* _Work instructions_:
Nothing should differ between your output and the entries below.

====== Entries shown

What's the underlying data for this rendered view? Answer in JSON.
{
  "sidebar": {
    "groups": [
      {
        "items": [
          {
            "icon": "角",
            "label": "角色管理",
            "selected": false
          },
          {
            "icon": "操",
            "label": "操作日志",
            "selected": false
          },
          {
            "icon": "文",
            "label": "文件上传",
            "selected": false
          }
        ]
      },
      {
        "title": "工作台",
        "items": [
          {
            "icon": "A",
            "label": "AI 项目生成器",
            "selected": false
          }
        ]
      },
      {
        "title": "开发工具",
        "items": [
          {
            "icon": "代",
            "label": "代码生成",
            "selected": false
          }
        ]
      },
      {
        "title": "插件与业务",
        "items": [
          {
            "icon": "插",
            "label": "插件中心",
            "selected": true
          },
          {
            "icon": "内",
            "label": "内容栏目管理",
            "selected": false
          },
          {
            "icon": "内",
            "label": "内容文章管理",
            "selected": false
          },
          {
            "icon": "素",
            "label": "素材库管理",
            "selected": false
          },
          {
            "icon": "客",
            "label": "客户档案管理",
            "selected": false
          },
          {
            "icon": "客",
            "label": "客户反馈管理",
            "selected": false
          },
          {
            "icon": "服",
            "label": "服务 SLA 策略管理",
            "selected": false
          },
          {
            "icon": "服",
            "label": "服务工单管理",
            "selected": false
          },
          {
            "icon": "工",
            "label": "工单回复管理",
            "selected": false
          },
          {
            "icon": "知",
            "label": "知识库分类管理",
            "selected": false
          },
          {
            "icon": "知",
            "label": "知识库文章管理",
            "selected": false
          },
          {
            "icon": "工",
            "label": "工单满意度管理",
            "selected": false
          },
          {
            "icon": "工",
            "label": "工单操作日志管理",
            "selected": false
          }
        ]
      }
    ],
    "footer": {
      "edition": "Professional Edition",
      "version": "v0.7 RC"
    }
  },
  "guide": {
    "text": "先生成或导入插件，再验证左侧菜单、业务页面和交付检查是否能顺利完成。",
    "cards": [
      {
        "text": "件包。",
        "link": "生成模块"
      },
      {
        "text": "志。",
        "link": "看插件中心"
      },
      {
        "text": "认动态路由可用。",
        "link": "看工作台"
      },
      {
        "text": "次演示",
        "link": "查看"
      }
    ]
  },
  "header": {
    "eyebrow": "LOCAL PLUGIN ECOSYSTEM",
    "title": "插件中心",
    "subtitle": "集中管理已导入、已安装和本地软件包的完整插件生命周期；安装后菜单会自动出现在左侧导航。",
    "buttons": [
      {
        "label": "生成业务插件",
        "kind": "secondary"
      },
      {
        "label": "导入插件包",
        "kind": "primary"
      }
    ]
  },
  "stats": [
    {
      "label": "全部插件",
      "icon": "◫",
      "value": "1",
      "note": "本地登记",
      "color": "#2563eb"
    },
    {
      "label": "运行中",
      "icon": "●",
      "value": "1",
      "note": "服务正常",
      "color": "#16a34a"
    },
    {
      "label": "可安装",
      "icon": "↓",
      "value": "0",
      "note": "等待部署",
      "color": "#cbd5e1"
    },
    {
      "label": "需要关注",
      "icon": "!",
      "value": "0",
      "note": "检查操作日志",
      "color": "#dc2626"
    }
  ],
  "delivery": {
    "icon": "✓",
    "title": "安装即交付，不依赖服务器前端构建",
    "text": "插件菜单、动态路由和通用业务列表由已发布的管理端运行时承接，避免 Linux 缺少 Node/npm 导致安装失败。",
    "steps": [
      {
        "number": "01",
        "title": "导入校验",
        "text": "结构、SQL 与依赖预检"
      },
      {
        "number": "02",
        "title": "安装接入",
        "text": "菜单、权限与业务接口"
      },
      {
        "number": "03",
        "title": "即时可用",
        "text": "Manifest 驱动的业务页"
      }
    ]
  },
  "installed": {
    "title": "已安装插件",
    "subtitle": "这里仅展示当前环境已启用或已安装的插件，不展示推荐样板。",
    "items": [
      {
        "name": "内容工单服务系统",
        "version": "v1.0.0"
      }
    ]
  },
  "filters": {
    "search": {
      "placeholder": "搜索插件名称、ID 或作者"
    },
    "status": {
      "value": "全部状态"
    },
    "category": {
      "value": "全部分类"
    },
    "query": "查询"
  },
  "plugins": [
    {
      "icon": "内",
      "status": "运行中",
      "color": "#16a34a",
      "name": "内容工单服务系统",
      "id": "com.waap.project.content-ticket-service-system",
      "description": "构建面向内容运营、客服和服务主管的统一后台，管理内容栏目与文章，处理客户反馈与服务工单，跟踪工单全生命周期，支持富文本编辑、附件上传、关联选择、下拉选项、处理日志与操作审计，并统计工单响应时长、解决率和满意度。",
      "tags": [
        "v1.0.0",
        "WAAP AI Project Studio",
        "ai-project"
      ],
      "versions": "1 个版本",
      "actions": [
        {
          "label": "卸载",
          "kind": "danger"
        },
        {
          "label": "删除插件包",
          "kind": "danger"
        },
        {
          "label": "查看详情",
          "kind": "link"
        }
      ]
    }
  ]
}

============

* _Problem solution_:
What's the underlying data for this rendered view? Answer in JSON.
{
  "sidebar": {
    "groups": [
      {
        "items": [
          {
            "icon": "角",
            "label": "角色管理",
            "selected": false
          },
          {
            "icon": "操",
            "label": "操作日志",
            "selected": false
          },
          {
            "icon": "文",
            "label": "文件上传",
            "selected": false
          }
        ]
      },
      {
        "title": "工作台",
        "items": [
          {
            "icon": "A",
            "label": "AI 项目生成器",
            "selected": false
          }
        ]
      },
      {
        "title": "开发工具",
        "items": [
          {
            "icon": "代",
            "label": "代码生成",
            "selected": false
          }
        ]
      },
      {
        "title": "插件与业务",
        "items": [
          {
            "icon": "插",
            "label": "插件中心",
            "selected": true
          },
          {
            "icon": "内",
            "label": "内容栏目管理",
            "selected": false
          },
          {
            "icon": "内",
            "label": "内容文章管理",
            "selected": false
          },
          {
            "icon": "素",
            "label": "素材库管理",
            "selected": false
          },
          {
            "icon": "客",
            "label": "客户档案管理",
            "selected": false
          },
          {
            "icon": "客",
            "label": "客户反馈管理",
            "selected": false
          },
          {
            "icon": "服",
            "label": "服务 SLA 策略管理",
            "selected": false
          },
          {
            "icon": "服",
            "label": "服务工单管理",
            "selected": false
          },
          {
            "icon": "工",
            "label": "工单回复管理",
            "selected": false
          },
          {
            "icon": "知",
            "label": "知识库分类管理",
            "selected": false
          },
          {
            "icon": "知",
            "label": "知识库文章管理",
            "selected": false
          },
          {
            "icon": "工",
            "label": "工单满意度管理",
            "selected": false
          },
          {
            "icon": "工",
            "label": "工单操作日志管理",
            "selected": false
          }
        ]
      }
    ],
    "footer": {
      "edition": "Professional Edition",
      "version": "v0.7 RC"
    }
  },
  "guide": {
    "text": "先生成或导入插件，再验证左侧菜单、业务页面和交付检查是否能顺利完成。",
    "cards": [
      {
        "text": "件包。",
        "link": "生成模块"
      },
      {
        "text": "志。",
        "link": "看插件中心"
      },
      {
        "text": "认动态路由可用。",
        "link": "看工作台"
      },
      {
        "text": "次演示",
        "link": "查看"
      }
    ]
  },
  "header": {
    "eyebrow": "LOCAL PLUGIN ECOSYSTEM",
    "title": "插件中心",
    "subtitle": "集中管理已导入、已安装和本地软件包的完整插件生命周期；安装后菜单会自动出现在左侧导航。",
    "buttons": [
      {
        "label": "生成业务插件",
        "kind": "secondary"
      },
      {
        "label": "导入插件包",
        "kind": "primary"
      }
    ]
  },
  "stats": [
    {
      "label": "全部插件",
      "icon": "◫",
      "value": "1",
      "note": "本地登记",
      "color": "#2563eb"
    },
    {
      "label": "运行中",
      "icon": "●",
      "value": "1",
      "note": "服务正常",
      "color": "#16a34a"
    },
    {
      "label": "可安装",
      "icon": "↓",
      "value": "0",
      "note": "等待部署",
      "color": "#cbd5e1"
    },
    {
      "label": "需要关注",
      "icon": "!",
      "value": "0",
      "note": "检查操作日志",
      "color": "#dc2626"
    }
  ],
  "delivery": {
    "icon": "✓",
    "title": "安装即交付，不依赖服务器前端构建",
    "text": "插件菜单、动态路由和通用业务列表由已发布的管理端运行时承接，避免 Linux 缺少 Node/npm 导致安装失败。",
    "steps": [
      {
        "number": "01",
        "title": "导入校验",
        "text": "结构、SQL 与依赖预检"
      },
      {
        "number": "02",
        "title": "安装接入",
        "text": "菜单、权限与业务接口"
      },
      {
        "number": "03",
        "title": "即时可用",
        "text": "Manifest 驱动的业务页"
      }
    ]
  },
  "installed": {
    "title": "已安装插件",
    "subtitle": "这里仅展示当前环境已启用或已安装的插件，不展示推荐样板。",
    "items": [
      {
        "name": "内容工单服务系统",
        "version": "v1.0.0"
      }
    ]
  },
  "filters": {
    "search": {
      "placeholder": "搜索插件名称、ID 或作者"
    },
    "status": {
      "value": "全部状态"
    },
    "category": {
      "value": "全部分类"
    },
    "query": "查询"
  },
  "plugins": [
    {
      "icon": "内",
      "status": "运行中",
      "color": "#16a34a",
      "name": "内容工单服务系统",
      "id": "com.waap.project.content-ticket-service-system",
      "description": "构建面向内容运营、客服和服务主管的统一后台，管理内容栏目与文章，处理客户反馈与服务工单，跟踪工单全生命周期，支持富文本编辑、附件上传、关联选择、下拉选项、处理日志与操作审计，并统计工单响应时长、解决率和满意度。",
      "tags": [
        "v1.0.0",
        "WAAP AI Project Studio",
        "ai-project"
      ],
      "versions": "1 个版本",
      "actions": [
        {
          "label": "卸载",
          "kind": "danger"
        },
        {
          "label": "删除插件包",
          "kind": "danger"
        },
        {
          "label": "查看详情",
          "kind": "link"
        }
      ]
    }
  ]
}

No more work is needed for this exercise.